##### Dataset excerpts #####

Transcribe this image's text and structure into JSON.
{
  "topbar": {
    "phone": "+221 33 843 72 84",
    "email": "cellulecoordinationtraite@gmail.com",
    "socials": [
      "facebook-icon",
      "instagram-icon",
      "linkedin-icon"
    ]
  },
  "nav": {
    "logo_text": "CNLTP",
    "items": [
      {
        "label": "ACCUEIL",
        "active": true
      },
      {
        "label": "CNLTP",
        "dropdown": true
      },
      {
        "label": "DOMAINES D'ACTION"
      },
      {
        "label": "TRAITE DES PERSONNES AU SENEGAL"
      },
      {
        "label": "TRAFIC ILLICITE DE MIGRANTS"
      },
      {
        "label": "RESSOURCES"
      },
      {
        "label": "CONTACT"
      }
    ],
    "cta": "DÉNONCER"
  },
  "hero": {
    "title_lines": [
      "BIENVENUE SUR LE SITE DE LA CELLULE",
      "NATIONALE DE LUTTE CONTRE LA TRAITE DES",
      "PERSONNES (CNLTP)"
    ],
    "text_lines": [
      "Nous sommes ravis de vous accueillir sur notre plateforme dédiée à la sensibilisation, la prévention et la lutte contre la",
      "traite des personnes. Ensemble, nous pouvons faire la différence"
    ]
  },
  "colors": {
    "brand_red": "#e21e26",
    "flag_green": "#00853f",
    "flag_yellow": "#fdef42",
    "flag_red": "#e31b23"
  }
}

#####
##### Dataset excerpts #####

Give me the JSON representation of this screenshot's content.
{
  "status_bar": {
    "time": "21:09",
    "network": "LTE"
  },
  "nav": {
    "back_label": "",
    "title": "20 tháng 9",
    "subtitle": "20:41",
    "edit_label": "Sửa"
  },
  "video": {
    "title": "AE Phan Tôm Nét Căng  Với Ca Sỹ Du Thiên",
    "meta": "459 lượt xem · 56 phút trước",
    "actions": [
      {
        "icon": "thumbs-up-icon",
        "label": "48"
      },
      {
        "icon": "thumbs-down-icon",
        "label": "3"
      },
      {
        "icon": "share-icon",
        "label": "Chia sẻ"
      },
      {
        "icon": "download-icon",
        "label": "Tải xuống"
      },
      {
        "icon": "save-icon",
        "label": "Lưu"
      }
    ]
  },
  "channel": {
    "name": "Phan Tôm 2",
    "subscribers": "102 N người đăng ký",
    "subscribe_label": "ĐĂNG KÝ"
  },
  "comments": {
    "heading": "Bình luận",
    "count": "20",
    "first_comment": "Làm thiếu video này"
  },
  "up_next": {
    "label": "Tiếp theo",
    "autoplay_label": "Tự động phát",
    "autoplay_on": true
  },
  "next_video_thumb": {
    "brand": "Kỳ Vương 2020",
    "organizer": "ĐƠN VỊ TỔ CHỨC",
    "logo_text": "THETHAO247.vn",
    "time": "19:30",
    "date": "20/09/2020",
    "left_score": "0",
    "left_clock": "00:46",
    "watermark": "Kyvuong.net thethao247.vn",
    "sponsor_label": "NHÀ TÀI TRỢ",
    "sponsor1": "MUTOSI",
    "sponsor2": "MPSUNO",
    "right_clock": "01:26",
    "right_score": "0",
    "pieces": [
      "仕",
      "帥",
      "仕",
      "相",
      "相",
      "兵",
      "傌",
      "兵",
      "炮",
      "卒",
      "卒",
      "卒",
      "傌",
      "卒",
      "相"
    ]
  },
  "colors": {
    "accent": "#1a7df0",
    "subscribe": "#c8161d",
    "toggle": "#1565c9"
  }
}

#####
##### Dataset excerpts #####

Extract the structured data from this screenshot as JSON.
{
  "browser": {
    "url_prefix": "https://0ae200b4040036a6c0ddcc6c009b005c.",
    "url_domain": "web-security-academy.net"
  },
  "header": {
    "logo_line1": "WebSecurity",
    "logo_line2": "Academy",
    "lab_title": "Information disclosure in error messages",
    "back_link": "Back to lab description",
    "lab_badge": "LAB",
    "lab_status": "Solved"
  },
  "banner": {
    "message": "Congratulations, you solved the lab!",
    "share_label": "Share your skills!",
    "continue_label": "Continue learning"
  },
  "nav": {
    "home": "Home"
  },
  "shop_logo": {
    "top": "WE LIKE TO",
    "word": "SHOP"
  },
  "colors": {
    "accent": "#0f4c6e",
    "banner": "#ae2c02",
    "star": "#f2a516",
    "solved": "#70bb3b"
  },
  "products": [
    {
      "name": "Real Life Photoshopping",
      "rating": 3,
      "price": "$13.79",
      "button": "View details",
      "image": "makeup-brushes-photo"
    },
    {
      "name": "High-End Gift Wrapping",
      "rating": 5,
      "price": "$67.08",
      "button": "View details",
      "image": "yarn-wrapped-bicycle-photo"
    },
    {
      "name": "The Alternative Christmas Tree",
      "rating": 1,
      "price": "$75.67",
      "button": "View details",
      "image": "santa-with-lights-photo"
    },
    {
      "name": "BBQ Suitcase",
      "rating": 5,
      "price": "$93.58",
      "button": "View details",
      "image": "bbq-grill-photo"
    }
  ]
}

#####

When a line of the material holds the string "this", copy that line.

Task solution
Transcribe this image's text and structure into JSON.
Give me the JSON representation of this screenshot's content.
Extract the structured data from this screenshot as JSON.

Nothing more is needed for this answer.